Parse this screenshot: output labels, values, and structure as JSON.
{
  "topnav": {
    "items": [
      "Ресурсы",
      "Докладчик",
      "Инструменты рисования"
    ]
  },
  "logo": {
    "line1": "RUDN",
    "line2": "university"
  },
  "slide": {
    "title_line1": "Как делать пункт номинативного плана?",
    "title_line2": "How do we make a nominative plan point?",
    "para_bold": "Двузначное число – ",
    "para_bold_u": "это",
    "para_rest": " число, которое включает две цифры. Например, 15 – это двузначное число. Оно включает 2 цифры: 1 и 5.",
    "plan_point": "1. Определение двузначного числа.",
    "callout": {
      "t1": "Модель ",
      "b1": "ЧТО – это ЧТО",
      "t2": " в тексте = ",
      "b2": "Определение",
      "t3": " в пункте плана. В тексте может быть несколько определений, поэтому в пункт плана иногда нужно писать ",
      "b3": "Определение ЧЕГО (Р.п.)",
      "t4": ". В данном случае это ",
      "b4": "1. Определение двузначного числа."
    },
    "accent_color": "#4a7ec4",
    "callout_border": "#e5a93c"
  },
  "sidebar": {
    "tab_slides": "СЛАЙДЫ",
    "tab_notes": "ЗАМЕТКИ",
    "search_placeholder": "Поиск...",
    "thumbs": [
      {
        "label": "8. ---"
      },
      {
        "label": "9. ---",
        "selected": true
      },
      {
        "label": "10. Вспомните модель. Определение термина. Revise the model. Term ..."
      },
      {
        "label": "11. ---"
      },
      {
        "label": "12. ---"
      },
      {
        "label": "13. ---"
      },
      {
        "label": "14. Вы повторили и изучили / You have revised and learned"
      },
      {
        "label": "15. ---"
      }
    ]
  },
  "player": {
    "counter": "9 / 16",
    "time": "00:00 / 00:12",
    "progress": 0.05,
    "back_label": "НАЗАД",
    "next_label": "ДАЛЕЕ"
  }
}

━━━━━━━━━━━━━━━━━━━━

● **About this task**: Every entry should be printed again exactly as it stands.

● **Response to this task**:
Parse this screenshot: output labels, values, and structure as JSON.
{
  "topnav": {
    "items": [
      "Ресурсы",
      "Докладчик",
      "Инструменты рисования"
    ]
  },
  "logo": {
    "line1": "RUDN",
    "line2": "university"
  },
  "slide": {
    "title_line1": "Как делать пункт номинативного плана?",
    "title_line2": "How do we make a nominative plan point?",
    "para_bold": "Двузначное число – ",
    "para_bold_u": "это",
    "para_rest": " число, которое включает две цифры. Например, 15 – это двузначное число. Оно включает 2 цифры: 1 и 5.",
    "plan_point": "1. Определение двузначного числа.",
    "callout": {
      "t1": "Модель ",
      "b1": "ЧТО – это ЧТО",
      "t2": " в тексте = ",
      "b2": "Определение",
      "t3": " в пункте плана. В тексте может быть несколько определений, поэтому в пункт плана иногда нужно писать ",
      "b3": "Определение ЧЕГО (Р.п.)",
      "t4": ". В данном случае это ",
      "b4": "1. Определение двузначного числа."
    },
    "accent_color": "#4a7ec4",
    "callout_border": "#e5a93c"
  },
  "sidebar": {
    "tab_slides": "СЛАЙДЫ",
    "tab_notes": "ЗАМЕТКИ",
    "search_placeholder": "Поиск...",
    "thumbs": [
      {
        "label": "8. ---"
      },
      {
        "label": "9. ---",
        "selected": true
      },
      {
        "label": "10. Вспомните модель. Определение термина. Revise the model. Term ..."
      },
      {
        "label": "11. ---"
      },
      {
        "label": "12. ---"
      },
      {
        "label": "13. ---"
      },
      {
        "label": "14. Вы повторили и изучили / You have revised and learned"
      },
      {
        "label": "15. ---"
      }
    ]
  },
  "player": {
    "counter": "9 / 16",
    "time": "00:00 / 00:12",
    "progress": 0.05,
    "back_label": "НАЗАД",
    "next_label": "ДАЛЕЕ"
  }
}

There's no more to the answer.